- Hierarchy-based breadcrumbs
- Attribute-based breadcrumbs
- History-based breadcrumbs
Hierarchy-based breadcrumbs refer to a reference (usually at the top and bottom of a webpage) indicating where the user is on the website. For example, “Home > SEO > How to optimise your SEO”. Each stage of this breadcrumb trail is clickable, enabling the user to navigate the website through this simple, alternative method.
Attribute-based breadcrumbs categorise more based on qualities than classification. Common for e-commerce sites, the breadcrumb trail may help to locate items based on product category, colour, size, gender, model and many other factors.
History-based breadcrumbs are defined by where you are on the website, and where you have previously been. For example, the breadcrumb trail may show your current position on the website, like a hierarchical-based breadcrumb, or present based on a series of attributes selected (like an attribute-based breadcrumb trail such as “Product > Menswear > Trainers”) but before these breadcrumbs are shown, the option to return “< Back to homepage” or “< Back to search results” is presented to lead the user to a prior page visited before they reached their current location on the website.
Google uses breadcrumbs, both in search results to indicate the location of your page on the website and to determine the overall structure of your website as a whole. The more Google understands how all of your website pages connect, the easier it is to index and push users to the correct webpage location based on their search queries.
Breadcrumbs also improve your user experience (UX) by improving the ease of navigation around your website and products. Organic search is common so although the user could begin anywhere on the website depending on what they searched to find it, breadcrumbs are a helpful, ideal way of continuing to browse further content within your website.
Sometimes it can be challenging to assess which content is truly benefiting your website. Gaining clarity on this through Google Analytics can be beneficial as the data may reflect a clearer perspective on what is and is not working to your advantage. Making decisions based purely on the data may not be the only way forward, however. If certain pages, articles or content you view as key to your website is not doing as well as other pieces, ask yourself why? Can it be improved? Is this content lacking in rich keywords compared to other pages?
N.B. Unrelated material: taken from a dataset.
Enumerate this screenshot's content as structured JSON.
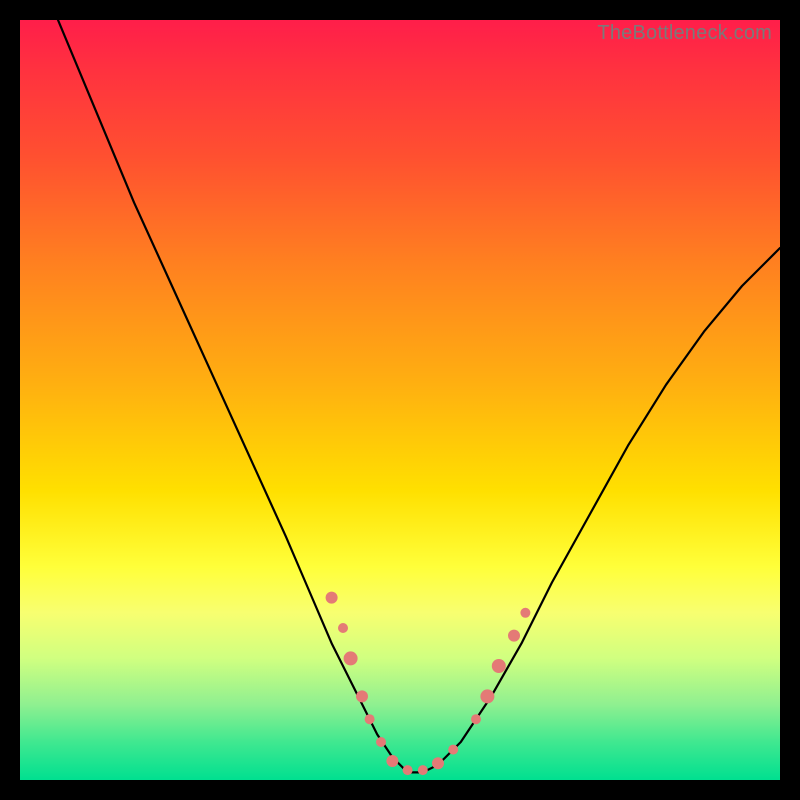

Pay attention to the analytics and use it to your advantage, whether to improve the rank of your current content or to assess if there are aspects you should make the difficult decision to omit. Being honest about what is and isn’t working is a key step, and confirming that everything you are putting out there is benefitting you, positioned correctly and is relevant to your goals is vital. Equally, if you notice during the restructure process that there are gaps in your content, don’t be afraid to fill them so long as you account for your website organisation and presentation in the process. Growing your content and improving your website is as continuous as restructuring; be sure to account for both.
As your products and services develop, change, and sell out; your online content will evolve. Blogposts may be deleted, products may no longer be available, and simply leaving gaps in your website may not be the best presentation for your customers and readers. Therefore, your structure may too require maintaining and reorganising.
Quantity of content can also require you to restructure your website and individual web pages. Cluttered, busy web pages can confuse and overwhelm viewers, leading to a negative user experience (UX). As your website or blog grows, it is important to continuously evaluate and update your site structure for optimum SEO. In an ideal world, restructuring is a continuous process, but sometimes your content can grow and develop at a rate that is challenging to keep on top of from an organisation perspective.
It is very easy for a rapidly growing website to get out of hand in terms of how to structure and continuously restructure it. If you are struggling to determine the best way forward, do not hesitate to contact us. We would be happy to assess your content and work with you to design a structure best fit for your requirements and goals. Sometimes an outside perspective can bring you the clarity you need